» **DIRECTIONS FOR THIS TASK**
Output the data verbatim, minus the images.

» **Data records for software interfaces**

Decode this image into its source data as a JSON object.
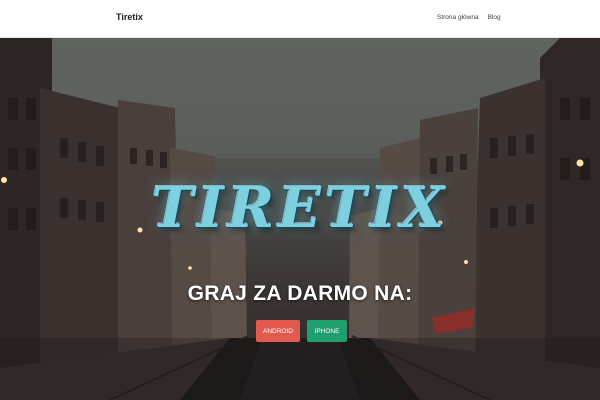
{
  "navbar": {
    "brand": "Tiretix",
    "links": [
      "Strona główna",
      "Blog"
    ]
  },
  "hero": {
    "logo_text": "TIRETIX",
    "headline": "GRAJ ZA DARMO NA:",
    "buttons": {
      "android": "ANDROID",
      "iphone": "IPHONE"
    }
  },
  "colors": {
    "android_button": "#e25a4d",
    "iphone_button": "#1f9e6e",
    "logo": "#7cd0df"
  }
}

» **SOLUTION TO THE EXERCISE**
Decode this image into its source data as a JSON object.
{
  "navbar": {
    "brand": "Tiretix",
    "links": [
      "Strona główna",
      "Blog"
    ]
  },
  "hero": {
    "logo_text": "TIRETIX",
    "headline": "GRAJ ZA DARMO NA:",
    "buttons": {
      "android": "ANDROID",
      "iphone": "IPHONE"
    }
  },
  "colors": {
    "android_button": "#e25a4d",
    "iphone_button": "#1f9e6e",
    "logo": "#7cd0df"
  }
}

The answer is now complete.